# Problem to solve
I would like every line of the records below that contains the word "Export" copied.
--- START ---
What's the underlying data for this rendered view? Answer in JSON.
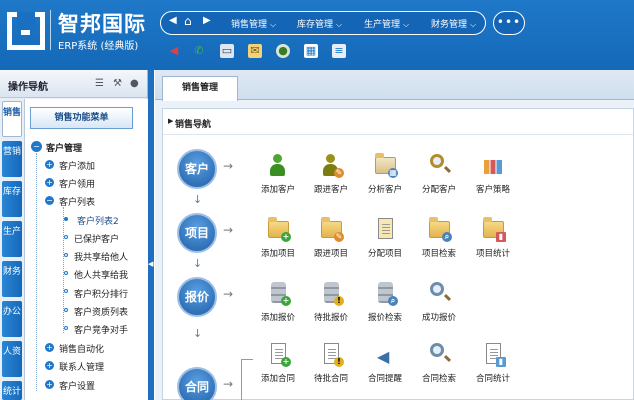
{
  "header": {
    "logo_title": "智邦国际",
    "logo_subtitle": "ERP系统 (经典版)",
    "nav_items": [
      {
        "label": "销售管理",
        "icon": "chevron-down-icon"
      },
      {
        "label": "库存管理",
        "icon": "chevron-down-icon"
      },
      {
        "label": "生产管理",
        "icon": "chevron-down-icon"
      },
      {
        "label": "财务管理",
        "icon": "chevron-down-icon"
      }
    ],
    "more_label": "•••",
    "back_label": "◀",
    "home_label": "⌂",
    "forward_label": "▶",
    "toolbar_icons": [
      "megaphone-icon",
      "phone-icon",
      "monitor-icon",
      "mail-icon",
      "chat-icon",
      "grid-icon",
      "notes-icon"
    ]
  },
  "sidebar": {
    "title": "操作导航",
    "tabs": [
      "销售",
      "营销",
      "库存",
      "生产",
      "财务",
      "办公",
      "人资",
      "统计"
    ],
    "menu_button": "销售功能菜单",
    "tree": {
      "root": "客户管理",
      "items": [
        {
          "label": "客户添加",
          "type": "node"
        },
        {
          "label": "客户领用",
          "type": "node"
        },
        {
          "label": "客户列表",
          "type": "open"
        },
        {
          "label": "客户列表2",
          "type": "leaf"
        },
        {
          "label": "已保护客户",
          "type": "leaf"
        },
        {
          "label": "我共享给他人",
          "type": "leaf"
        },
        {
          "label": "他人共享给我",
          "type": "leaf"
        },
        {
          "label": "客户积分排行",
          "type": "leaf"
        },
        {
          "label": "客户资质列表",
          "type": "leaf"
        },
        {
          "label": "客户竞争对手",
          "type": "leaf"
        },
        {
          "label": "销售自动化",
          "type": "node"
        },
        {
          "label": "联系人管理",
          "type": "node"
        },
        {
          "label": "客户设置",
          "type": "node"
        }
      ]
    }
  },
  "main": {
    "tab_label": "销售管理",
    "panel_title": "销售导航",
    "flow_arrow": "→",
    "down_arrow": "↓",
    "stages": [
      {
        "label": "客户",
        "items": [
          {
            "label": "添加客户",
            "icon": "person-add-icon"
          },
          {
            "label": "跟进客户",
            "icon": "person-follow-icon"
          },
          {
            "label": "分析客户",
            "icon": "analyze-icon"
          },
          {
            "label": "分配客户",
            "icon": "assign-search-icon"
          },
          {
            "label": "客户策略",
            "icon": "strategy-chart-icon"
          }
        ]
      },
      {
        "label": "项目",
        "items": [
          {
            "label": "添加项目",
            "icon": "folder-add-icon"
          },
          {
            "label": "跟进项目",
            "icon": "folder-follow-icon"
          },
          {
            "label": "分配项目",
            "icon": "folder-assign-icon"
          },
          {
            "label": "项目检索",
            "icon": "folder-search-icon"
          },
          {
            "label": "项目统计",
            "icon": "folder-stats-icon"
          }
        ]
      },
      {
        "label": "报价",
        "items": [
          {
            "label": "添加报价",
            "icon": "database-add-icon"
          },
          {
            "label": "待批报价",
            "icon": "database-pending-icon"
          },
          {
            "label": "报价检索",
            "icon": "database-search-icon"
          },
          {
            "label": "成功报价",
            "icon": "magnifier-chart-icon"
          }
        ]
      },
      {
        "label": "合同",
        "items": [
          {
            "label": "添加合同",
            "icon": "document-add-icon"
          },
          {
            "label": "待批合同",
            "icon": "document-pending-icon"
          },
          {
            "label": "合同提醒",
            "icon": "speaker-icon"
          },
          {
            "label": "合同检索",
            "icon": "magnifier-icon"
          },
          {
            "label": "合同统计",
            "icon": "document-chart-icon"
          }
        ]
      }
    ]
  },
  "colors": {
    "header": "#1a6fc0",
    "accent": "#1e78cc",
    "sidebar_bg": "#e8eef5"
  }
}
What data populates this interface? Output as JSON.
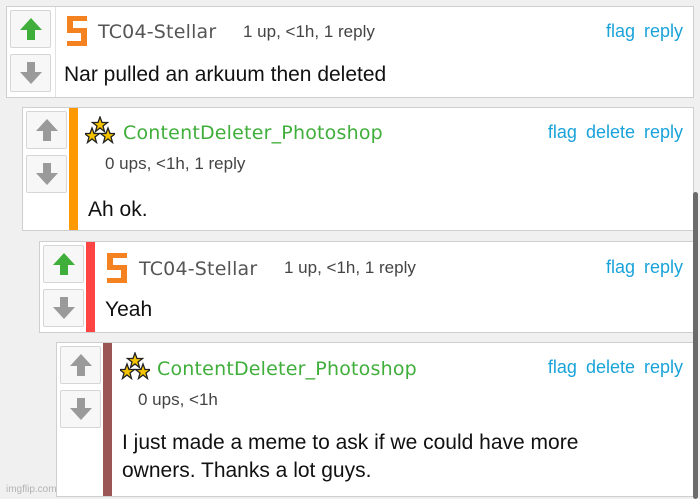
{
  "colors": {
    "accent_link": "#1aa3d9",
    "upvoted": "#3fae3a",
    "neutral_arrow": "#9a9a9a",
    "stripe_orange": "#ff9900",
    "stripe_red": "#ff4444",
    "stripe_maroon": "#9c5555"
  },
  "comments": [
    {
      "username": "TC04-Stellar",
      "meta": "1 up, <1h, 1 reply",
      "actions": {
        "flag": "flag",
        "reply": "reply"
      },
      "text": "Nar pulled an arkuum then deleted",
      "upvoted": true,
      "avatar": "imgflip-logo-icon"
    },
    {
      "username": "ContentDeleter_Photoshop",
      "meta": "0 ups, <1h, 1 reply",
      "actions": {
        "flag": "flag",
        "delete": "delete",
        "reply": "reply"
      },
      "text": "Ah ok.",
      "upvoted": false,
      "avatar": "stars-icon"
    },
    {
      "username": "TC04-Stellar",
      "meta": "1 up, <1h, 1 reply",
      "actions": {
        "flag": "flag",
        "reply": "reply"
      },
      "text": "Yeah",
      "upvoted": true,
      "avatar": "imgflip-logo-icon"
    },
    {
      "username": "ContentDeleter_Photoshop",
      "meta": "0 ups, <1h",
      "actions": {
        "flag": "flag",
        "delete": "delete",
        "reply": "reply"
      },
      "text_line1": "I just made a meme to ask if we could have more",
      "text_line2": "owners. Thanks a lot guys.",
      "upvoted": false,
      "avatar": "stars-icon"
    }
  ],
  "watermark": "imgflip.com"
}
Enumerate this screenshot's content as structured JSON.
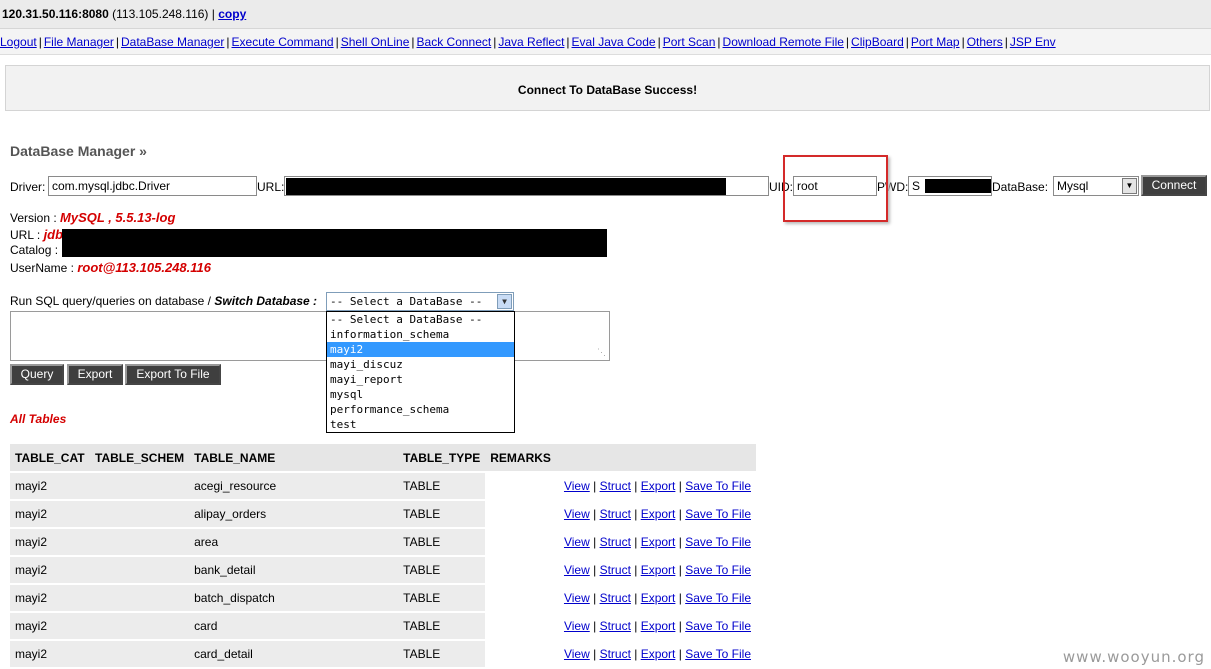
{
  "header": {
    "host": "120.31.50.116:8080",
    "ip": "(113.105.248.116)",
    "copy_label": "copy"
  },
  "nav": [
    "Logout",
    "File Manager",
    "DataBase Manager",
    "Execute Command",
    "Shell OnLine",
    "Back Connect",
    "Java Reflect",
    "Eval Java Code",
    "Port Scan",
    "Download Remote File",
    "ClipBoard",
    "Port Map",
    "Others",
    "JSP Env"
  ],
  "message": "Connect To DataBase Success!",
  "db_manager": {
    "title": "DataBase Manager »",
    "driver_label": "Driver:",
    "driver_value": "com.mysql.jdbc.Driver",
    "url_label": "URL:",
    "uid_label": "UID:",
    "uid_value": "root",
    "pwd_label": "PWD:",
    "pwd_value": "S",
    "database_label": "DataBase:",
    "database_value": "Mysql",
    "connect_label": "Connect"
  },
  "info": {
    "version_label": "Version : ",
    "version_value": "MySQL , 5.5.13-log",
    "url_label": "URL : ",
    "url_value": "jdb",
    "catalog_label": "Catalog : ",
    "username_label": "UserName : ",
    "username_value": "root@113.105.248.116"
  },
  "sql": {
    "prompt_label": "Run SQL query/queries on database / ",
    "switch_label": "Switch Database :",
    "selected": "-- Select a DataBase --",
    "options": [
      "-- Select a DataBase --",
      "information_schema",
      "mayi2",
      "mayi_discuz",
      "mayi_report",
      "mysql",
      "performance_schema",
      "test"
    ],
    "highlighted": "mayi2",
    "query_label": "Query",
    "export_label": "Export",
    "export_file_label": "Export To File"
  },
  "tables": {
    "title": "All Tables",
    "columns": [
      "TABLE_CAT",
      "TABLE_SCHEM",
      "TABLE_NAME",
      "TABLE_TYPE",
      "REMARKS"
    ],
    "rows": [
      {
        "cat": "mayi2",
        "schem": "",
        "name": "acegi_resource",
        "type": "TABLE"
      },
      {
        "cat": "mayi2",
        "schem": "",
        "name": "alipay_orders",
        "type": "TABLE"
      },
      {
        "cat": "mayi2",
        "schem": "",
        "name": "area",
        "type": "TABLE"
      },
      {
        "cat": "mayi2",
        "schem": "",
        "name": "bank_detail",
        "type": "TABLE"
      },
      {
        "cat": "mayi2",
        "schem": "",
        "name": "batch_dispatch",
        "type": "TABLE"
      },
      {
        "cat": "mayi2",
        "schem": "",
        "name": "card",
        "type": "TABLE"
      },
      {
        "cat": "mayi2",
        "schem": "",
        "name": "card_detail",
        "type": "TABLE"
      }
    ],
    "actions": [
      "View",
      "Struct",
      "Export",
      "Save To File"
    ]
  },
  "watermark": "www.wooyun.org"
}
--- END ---
# Result below
    "export_label": "Export",
    "export_file_label": "Export To File"
      "Export",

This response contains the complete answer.